> [EXERCISE BRIEF]:
The answer must be every entry, given again word for word.

─── DATA TO USE ───

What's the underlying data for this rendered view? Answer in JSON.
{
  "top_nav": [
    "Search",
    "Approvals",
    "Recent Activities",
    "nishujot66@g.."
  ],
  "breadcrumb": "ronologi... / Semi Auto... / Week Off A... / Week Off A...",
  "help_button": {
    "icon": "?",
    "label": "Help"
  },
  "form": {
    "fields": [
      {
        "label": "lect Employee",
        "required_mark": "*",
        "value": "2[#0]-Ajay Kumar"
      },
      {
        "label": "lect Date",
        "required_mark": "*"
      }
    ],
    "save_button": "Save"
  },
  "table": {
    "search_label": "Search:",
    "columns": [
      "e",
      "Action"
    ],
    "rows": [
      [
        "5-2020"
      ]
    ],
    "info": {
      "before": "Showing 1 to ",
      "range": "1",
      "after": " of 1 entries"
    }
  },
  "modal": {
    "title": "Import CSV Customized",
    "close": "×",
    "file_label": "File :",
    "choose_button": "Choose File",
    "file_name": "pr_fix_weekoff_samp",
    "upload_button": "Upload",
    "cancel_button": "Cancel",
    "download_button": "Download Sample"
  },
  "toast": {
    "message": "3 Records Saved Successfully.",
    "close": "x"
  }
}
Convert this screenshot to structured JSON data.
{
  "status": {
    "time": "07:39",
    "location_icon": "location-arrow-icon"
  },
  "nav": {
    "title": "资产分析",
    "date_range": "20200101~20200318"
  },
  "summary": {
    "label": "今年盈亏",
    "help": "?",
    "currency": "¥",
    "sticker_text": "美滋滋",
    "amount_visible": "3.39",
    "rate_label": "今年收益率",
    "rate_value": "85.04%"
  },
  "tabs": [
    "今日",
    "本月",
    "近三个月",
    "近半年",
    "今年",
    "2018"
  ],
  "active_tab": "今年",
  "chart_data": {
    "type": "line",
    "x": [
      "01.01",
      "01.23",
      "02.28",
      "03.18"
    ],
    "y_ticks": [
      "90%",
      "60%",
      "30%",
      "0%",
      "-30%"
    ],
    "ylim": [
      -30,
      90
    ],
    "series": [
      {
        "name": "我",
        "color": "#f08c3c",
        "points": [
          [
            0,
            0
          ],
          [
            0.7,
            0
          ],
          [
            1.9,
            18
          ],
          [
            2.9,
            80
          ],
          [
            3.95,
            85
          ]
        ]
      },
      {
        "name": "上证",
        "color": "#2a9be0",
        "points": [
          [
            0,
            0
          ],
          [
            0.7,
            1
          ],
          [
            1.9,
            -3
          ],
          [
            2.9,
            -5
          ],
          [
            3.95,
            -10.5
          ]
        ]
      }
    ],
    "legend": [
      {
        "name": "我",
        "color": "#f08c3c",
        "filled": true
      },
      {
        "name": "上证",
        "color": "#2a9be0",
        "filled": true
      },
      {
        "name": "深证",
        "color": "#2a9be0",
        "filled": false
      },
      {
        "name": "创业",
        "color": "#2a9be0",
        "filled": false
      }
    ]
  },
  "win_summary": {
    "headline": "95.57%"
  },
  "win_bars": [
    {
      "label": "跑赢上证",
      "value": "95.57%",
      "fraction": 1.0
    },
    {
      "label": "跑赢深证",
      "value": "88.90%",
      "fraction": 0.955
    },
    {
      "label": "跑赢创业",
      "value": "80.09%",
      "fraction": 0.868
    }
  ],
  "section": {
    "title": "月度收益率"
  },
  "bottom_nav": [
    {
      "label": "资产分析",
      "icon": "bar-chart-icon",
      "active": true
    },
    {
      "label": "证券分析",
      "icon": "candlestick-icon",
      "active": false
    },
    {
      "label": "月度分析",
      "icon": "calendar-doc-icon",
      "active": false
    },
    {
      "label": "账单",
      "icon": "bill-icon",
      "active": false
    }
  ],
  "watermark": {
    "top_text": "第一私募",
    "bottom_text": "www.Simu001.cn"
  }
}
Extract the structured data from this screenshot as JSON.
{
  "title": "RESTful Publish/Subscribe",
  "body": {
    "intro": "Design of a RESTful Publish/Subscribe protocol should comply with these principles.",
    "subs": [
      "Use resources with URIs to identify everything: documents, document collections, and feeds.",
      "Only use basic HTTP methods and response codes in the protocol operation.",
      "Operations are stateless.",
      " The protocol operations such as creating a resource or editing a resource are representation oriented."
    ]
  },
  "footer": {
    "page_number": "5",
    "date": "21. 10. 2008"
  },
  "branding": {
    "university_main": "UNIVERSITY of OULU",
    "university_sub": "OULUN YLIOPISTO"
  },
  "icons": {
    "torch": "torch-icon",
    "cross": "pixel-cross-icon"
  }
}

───

> [EXPECTED ANSWER]:
What's the underlying data for this rendered view? Answer in JSON.
{
  "top_nav": [
    "Search",
    "Approvals",
    "Recent Activities",
    "nishujot66@g.."
  ],
  "breadcrumb": "ronologi... / Semi Auto... / Week Off A... / Week Off A...",
  "help_button": {
    "icon": "?",
    "label": "Help"
  },
  "form": {
    "fields": [
      {
        "label": "lect Employee",
        "required_mark": "*",
        "value": "2[#0]-Ajay Kumar"
      },
      {
        "label": "lect Date",
        "required_mark": "*"
      }
    ],
    "save_button": "Save"
  },
  "table": {
    "search_label": "Search:",
    "columns": [
      "e",
      "Action"
    ],
    "rows": [
      [
        "5-2020"
      ]
    ],
    "info": {
      "before": "Showing 1 to ",
      "range": "1",
      "after": " of 1 entries"
    }
  },
  "modal": {
    "title": "Import CSV Customized",
    "close": "×",
    "file_label": "File :",
    "choose_button": "Choose File",
    "file_name": "pr_fix_weekoff_samp",
    "upload_button": "Upload",
    "cancel_button": "Cancel",
    "download_button": "Download Sample"
  },
  "toast": {
    "message": "3 Records Saved Successfully.",
    "close": "x"
  }
}
Convert this screenshot to structured JSON data.
{
  "status": {
    "time": "07:39",
    "location_icon": "location-arrow-icon"
  },
  "nav": {
    "title": "资产分析",
    "date_range": "20200101~20200318"
  },
  "summary": {
    "label": "今年盈亏",
    "help": "?",
    "currency": "¥",
    "sticker_text": "美滋滋",
    "amount_visible": "3.39",
    "rate_label": "今年收益率",
    "rate_value": "85.04%"
  },
  "tabs": [
    "今日",
    "本月",
    "近三个月",
    "近半年",
    "今年",
    "2018"
  ],
  "active_tab": "今年",
  "chart_data": {
    "type": "line",
    "x": [
      "01.01",
      "01.23",
      "02.28",
      "03.18"
    ],
    "y_ticks": [
      "90%",
      "60%",
      "30%",
      "0%",
      "-30%"
    ],
    "ylim": [
      -30,
      90
    ],
    "series": [
      {
        "name": "我",
        "color": "#f08c3c",
        "points": [
          [
            0,
            0
          ],
          [
            0.7,
            0
          ],
          [
            1.9,
            18
          ],
          [
            2.9,
            80
          ],
          [
            3.95,
            85
          ]
        ]
      },
      {
        "name": "上证",
        "color": "#2a9be0",
        "points": [
          [
            0,
            0
          ],
          [
            0.7,
            1
          ],
          [
            1.9,
            -3
          ],
          [
            2.9,
            -5
          ],
          [
            3.95,
            -10.5
          ]
        ]
      }
    ],
    "legend": [
      {
        "name": "我",
        "color": "#f08c3c",
        "filled": true
      },
      {
        "name": "上证",
        "color": "#2a9be0",
        "filled": true
      },
      {
        "name": "深证",
        "color": "#2a9be0",
        "filled": false
      },
      {
        "name": "创业",
        "color": "#2a9be0",
        "filled": false
      }
    ]
  },
  "win_summary": {
    "headline": "95.57%"
  },
  "win_bars": [
    {
      "label": "跑赢上证",
      "value": "95.57%",
      "fraction": 1.0
    },
    {
      "label": "跑赢深证",
      "value": "88.90%",
      "fraction": 0.955
    },
    {
      "label": "跑赢创业",
      "value": "80.09%",
      "fraction": 0.868
    }
  ],
  "section": {
    "title": "月度收益率"
  },
  "bottom_nav": [
    {
      "label": "资产分析",
      "icon": "bar-chart-icon",
      "active": true
    },
    {
      "label": "证券分析",
      "icon": "candlestick-icon",
      "active": false
    },
    {
      "label": "月度分析",
      "icon": "calendar-doc-icon",
      "active": false
    },
    {
      "label": "账单",
      "icon": "bill-icon",
      "active": false
    }
  ],
  "watermark": {
    "top_text": "第一私募",
    "bottom_text": "www.Simu001.cn"
  }
}
Extract the structured data from this screenshot as JSON.
{
  "title": "RESTful Publish/Subscribe",
  "body": {
    "intro": "Design of a RESTful Publish/Subscribe protocol should comply with these principles.",
    "subs": [
      "Use resources with URIs to identify everything: documents, document collections, and feeds.",
      "Only use basic HTTP methods and response codes in the protocol operation.",
      "Operations are stateless.",
      " The protocol operations such as creating a resource or editing a resource are representation oriented."
    ]
  },
  "footer": {
    "page_number": "5",
    "date": "21. 10. 2008"
  },
  "branding": {
    "university_main": "UNIVERSITY of OULU",
    "university_sub": "OULUN YLIOPISTO"
  },
  "icons": {
    "torch": "torch-icon",
    "cross": "pixel-cross-icon"
  }
}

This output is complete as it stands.